To many farmers in Zabul, , it seems that no matter how hard they work, they cannot make enough to support themselves and their families. Lack of infrastructure, markets, training and support means that much of their crop spoils before it can be sold.
Despite the hundreds of millions of dollars that international donors have poured into Afghanistan’s agricultural sector, farmers still face difficulties. Many are unaware of even the basics of modern, professional farming, and are using old techniques for irrigation, harvesting, etc.
Farmers in Zabul claim that their government has provided no help at all. Plant diseases ruin their crops, they lack proper storage facilities, and there are few organized markets to sell their produce. Due to these factors, they are forced to sell their harvest at less than market value.
Rahmatullah a resident of Meezani districts of Zabul province,brought pomegranates in his tractor to Qalaat, the provincial center.
“The lack of markets has created serious problems for the farmers,” he said. “Besides this, the roads from the districts to the city are also in bad shape, which makes the fruit soft and spoiled. Security bases along the roads force the farmers to provide them with money, fruit etc., and of course this is a serious problem. We have to sell the fruit at a lower price, and then the money we do make goes to the police as bribes.”
Rahmatullah sells a kilo of pomegranatesfor 25 or 30 Afs ($.40), less than half of what his crop would fetch in Kabul.
Hekmatullah, resident of Shahjoy district of Zabul is trying to sell his apples.
He brought his crop to the bazaar in a rickshaw.”I am worried about howto provide for my family,” he said. “How can I find food for them? We spent the whole year farming, and now I am not sure I will even get back the money I invested.”
Hekmatullah asks the government to provide farmers with storage facilities for their crops. Now they have to sell the fruit or other crops at a lower price before they spoil. Hekmatullah sells a kilo of apples for 20 Afs( $ 0.30) which is,again, about half of what apples sell for in Kabul. He has no choice, however, since he has no place to store them.
Abdullah Jan from Shahjoy district of Zabul has brought his apples in a small car.
He has to sell the fruit at a low price and very soon, because the fruit will spoil and he won’t be able to get even 1 afghani. Abdullah Jan also asks the government to pay more attention to the fruit markets and provide the farmers with facilities.
The farmers want the government to implement some trainings for them and show them the best, easiest and most modern ways of farming, storing, caring for and selling their crops.
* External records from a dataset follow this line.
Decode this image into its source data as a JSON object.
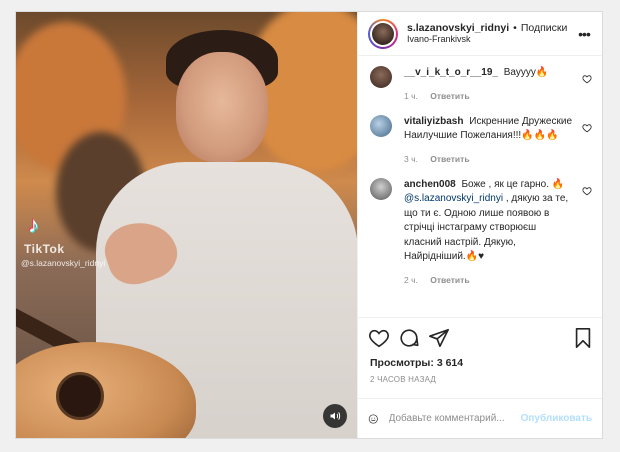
{
  "media": {
    "watermark_logo": "♪",
    "watermark_word": "TikTok",
    "watermark_user": "@s.lazanovskyi_ridnyi"
  },
  "header": {
    "username": "s.lazanovskyi_ridnyi",
    "separator": "•",
    "follow_label": "Подписки",
    "location": "Ivano-Frankivsk",
    "more": "•••"
  },
  "comments": [
    {
      "user": "__v_i_k_t_o_r__19_",
      "text": "Вауууу🔥",
      "time": "1 ч.",
      "reply": "Ответить",
      "avatar_color": "#6b4a3a"
    },
    {
      "user": "vitaliyizbash",
      "text": "Искренние Дружеские Наилучшие Пожелания!!!🔥🔥🔥",
      "time": "3 ч.",
      "reply": "Ответить",
      "avatar_color": "#7f9bb5"
    },
    {
      "user": "anchen008",
      "text_before": "Боже , як це гарно. 🔥",
      "mention": "@s.lazanovskyi_ridnyi",
      "text_after": " , дякую за те, що ти є. Одною лише появою в стрічці інстаграму створюєш класний настрій. Дякую, Найрідніший.🔥♥",
      "time": "2 ч.",
      "reply": "Ответить",
      "avatar_color": "#9a9a9a"
    }
  ],
  "stats": {
    "views_label": "Просмотры:",
    "views_value": "3 614",
    "posted": "2 часов назад"
  },
  "composer": {
    "placeholder": "Добавьте комментарий...",
    "publish_label": "Опубликовать"
  }
}
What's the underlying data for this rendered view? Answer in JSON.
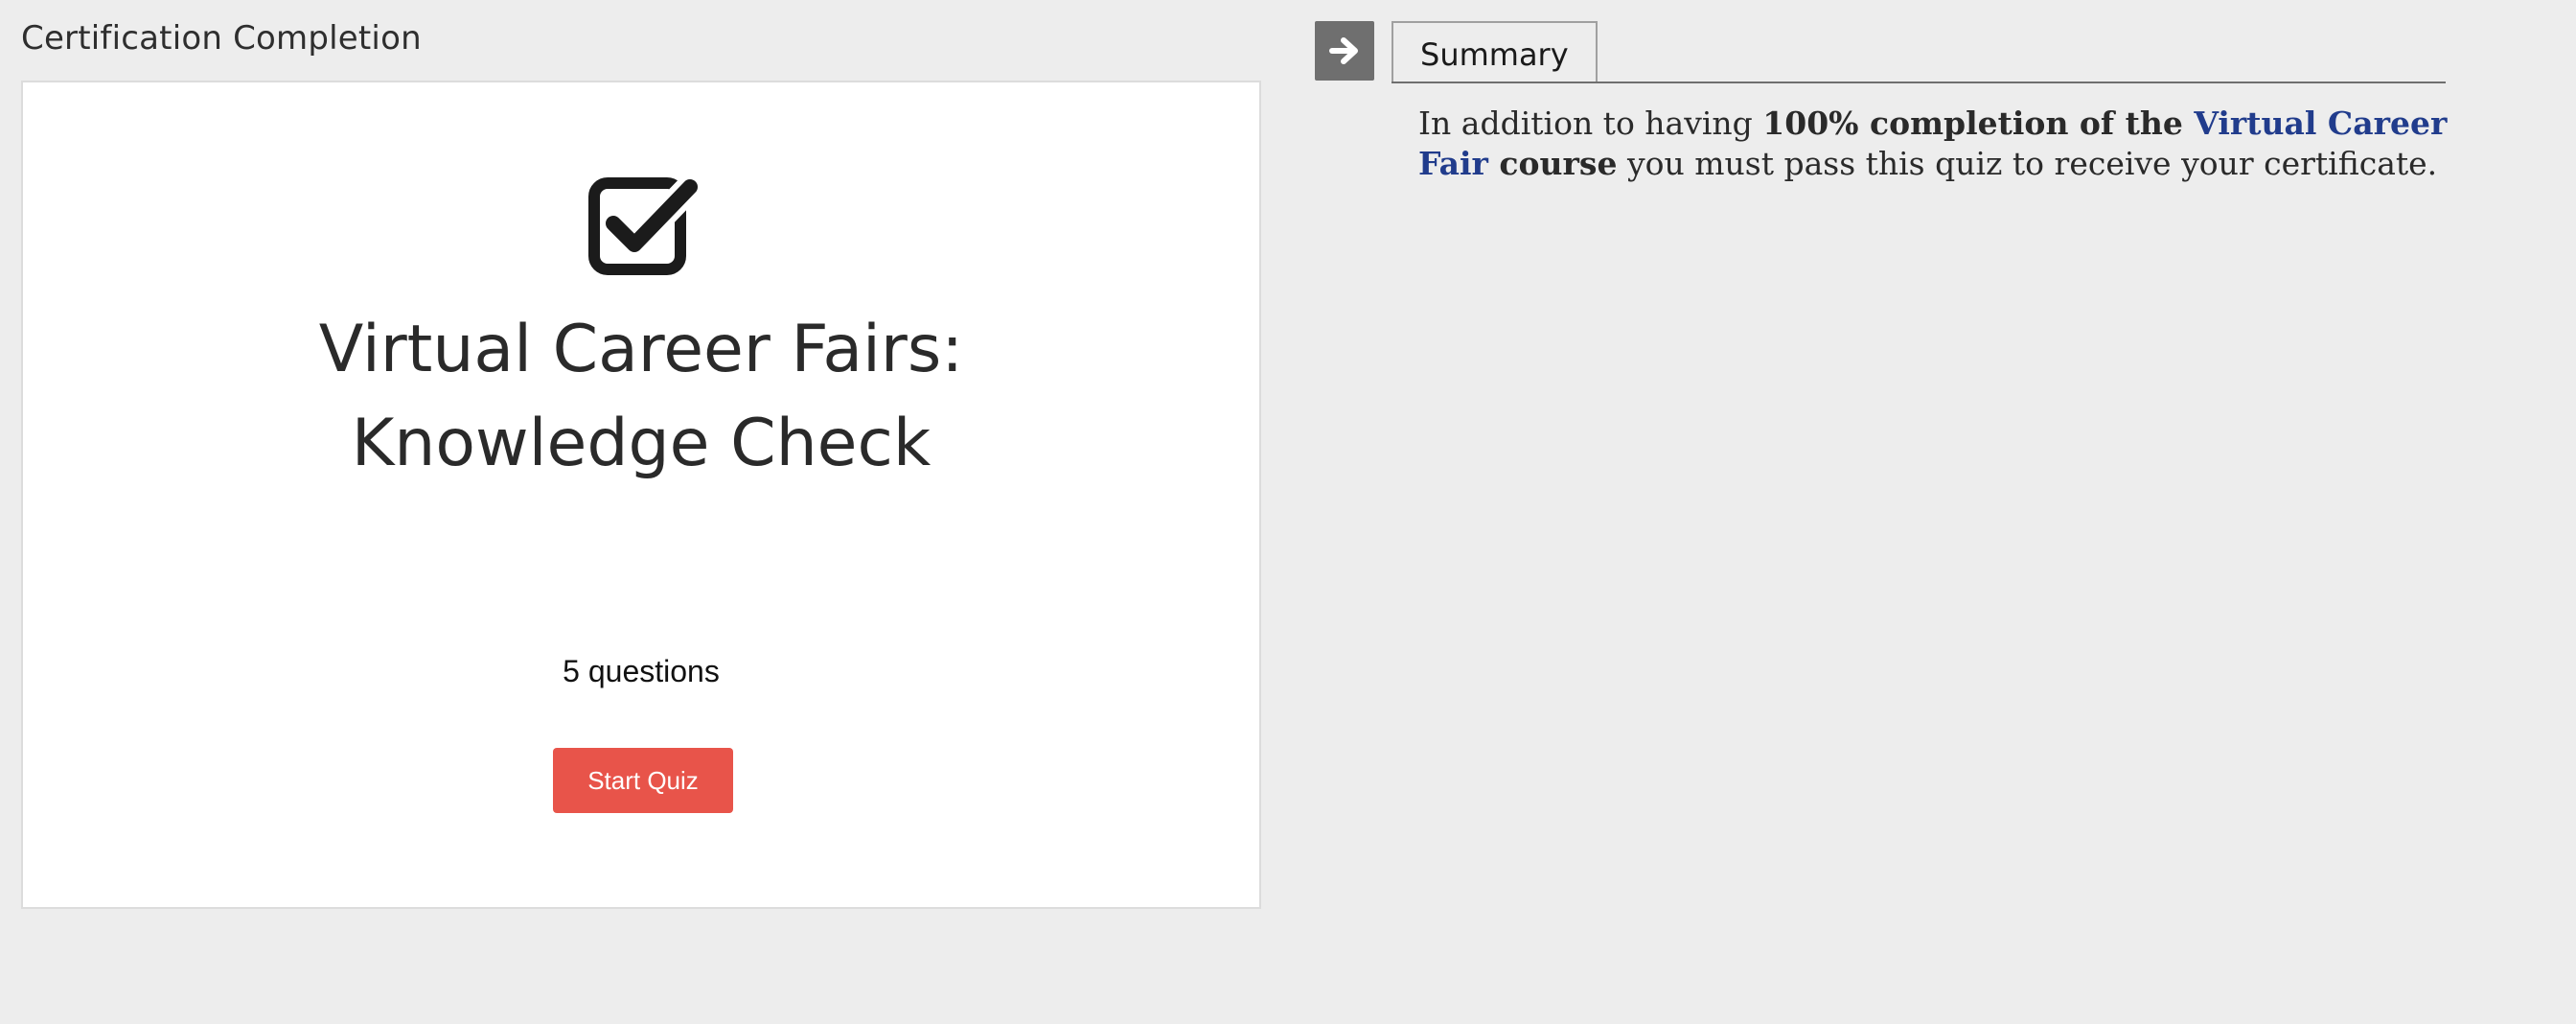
{
  "left_panel": {
    "section_title": "Certification Completion",
    "card": {
      "icon": "checkbox-check-icon",
      "title": "Virtual Career Fairs: Knowledge Check",
      "question_count": "5 questions",
      "start_button_label": "Start Quiz"
    }
  },
  "right_panel": {
    "toggle_icon": "arrow-right-icon",
    "tabs": [
      {
        "label": "Summary",
        "active": true
      }
    ],
    "summary": {
      "intro": "In addition to having ",
      "bold_part": "100% completion of the ",
      "link_text": "Virtual Career Fair",
      "bold_tail": " course",
      "ending": " you must pass this quiz to receive your certificate."
    }
  },
  "colors": {
    "background": "#ededed",
    "card": "#ffffff",
    "accent_button": "#e8544a",
    "link": "#213c8c",
    "toggle": "#6f6f6f"
  }
}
If they can farm in correct, modern ways, they say, they will be able to get satisfactory results. This will also increase the income to the government.